Its typing rule is that it has type int. And its evaluation rule is that it's a

value and like all values it produces itself as its answer.

Okay, so those are the values.

Now let's do a more sophisticated one, which are the conditional expressions.

And I thought it would be more interesting to write this out rather than

just already have it up on the slide. And since my typing is much better than

my handwriting, I thought I would just open a text file in emacs and write it

there. So the syntax for a conditional

expression is if e1 then e2 else e3 where if then and else are keywords.

They're the actual syntax that explains what this is what construct this is.

And e1, e2, and e3 are sub expressions. So the same way an addition has two sub

expressions. A conditional has three sub expressions.

Now, the type checking is more interesting, and is different than with

addition expressions. so first e1 must have type bool.

It must be true or false, or a variable of type bool or a comparison or some

expression of type bool. e2 and e3 can have any type, let's call

it t but they must have the same type, t. So you can't have a then branch of one

type and an else branch of another type, because the result of our entire

expression might be either of them. And what we need is, the type of the

entire expression is also t. And last we have to evaluation rules.

And here we first evaluate e1 to a value, call it v1.

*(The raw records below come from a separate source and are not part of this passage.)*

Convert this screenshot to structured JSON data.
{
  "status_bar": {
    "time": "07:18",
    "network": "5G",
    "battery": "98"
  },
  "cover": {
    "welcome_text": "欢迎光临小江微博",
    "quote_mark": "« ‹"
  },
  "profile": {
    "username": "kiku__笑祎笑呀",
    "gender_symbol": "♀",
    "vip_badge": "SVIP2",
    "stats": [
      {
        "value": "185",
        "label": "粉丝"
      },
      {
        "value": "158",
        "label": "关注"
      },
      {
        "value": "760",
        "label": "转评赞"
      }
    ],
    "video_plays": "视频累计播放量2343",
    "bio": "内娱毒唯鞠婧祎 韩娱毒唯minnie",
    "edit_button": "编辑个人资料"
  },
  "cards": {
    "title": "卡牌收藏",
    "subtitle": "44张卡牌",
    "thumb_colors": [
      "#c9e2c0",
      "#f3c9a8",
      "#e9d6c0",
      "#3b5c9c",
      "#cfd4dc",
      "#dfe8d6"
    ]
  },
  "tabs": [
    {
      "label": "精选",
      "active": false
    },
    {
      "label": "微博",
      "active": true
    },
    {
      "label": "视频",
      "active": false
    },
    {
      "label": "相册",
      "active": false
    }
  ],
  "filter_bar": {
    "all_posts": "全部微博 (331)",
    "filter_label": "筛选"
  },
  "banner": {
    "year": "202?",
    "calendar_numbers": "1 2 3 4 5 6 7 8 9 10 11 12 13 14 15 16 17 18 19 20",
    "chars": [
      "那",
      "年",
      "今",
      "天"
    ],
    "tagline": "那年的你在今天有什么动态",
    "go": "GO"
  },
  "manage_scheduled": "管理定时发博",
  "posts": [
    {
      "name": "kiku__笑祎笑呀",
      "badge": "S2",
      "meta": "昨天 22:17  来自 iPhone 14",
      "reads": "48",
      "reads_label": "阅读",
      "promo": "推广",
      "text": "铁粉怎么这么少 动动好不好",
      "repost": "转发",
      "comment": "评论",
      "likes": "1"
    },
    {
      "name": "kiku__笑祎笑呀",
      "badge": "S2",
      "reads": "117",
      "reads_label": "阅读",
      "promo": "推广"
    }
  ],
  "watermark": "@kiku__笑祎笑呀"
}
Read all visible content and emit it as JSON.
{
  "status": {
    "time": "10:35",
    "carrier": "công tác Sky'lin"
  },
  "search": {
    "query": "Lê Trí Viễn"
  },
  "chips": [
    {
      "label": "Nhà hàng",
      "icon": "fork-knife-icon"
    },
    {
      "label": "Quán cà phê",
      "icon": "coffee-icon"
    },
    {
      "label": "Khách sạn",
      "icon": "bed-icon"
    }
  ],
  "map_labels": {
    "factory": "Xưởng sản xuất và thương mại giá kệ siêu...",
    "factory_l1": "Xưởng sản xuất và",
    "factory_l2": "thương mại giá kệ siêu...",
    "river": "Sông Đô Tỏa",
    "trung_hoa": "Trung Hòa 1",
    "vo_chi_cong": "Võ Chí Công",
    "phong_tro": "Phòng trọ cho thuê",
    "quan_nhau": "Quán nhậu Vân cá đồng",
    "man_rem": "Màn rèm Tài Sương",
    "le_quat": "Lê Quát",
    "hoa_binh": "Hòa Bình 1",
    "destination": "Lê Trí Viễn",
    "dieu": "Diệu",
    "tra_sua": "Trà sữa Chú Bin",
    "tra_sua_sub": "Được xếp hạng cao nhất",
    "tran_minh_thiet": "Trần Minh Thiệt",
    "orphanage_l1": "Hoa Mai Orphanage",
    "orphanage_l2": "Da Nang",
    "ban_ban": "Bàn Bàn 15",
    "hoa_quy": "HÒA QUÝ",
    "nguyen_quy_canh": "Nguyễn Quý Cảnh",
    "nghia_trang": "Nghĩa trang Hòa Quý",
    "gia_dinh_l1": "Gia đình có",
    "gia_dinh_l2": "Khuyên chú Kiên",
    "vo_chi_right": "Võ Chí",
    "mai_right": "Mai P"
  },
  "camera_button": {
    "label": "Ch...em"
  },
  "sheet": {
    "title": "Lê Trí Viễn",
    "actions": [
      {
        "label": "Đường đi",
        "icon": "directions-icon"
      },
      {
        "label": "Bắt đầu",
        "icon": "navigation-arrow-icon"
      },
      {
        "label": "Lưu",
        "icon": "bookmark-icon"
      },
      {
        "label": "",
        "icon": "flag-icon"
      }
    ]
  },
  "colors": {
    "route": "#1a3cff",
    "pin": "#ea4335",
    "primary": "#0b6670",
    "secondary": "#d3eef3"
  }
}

Since it type checked with typo, I actually know that v1 will be true or

false. If it's true evaluate e2 and that result

is the whole expressions result else evaluate e3 and that result is the whole

expressions result. And that is everything there is to know

about the syntax tight checking rules and evaluation rules of an if expression.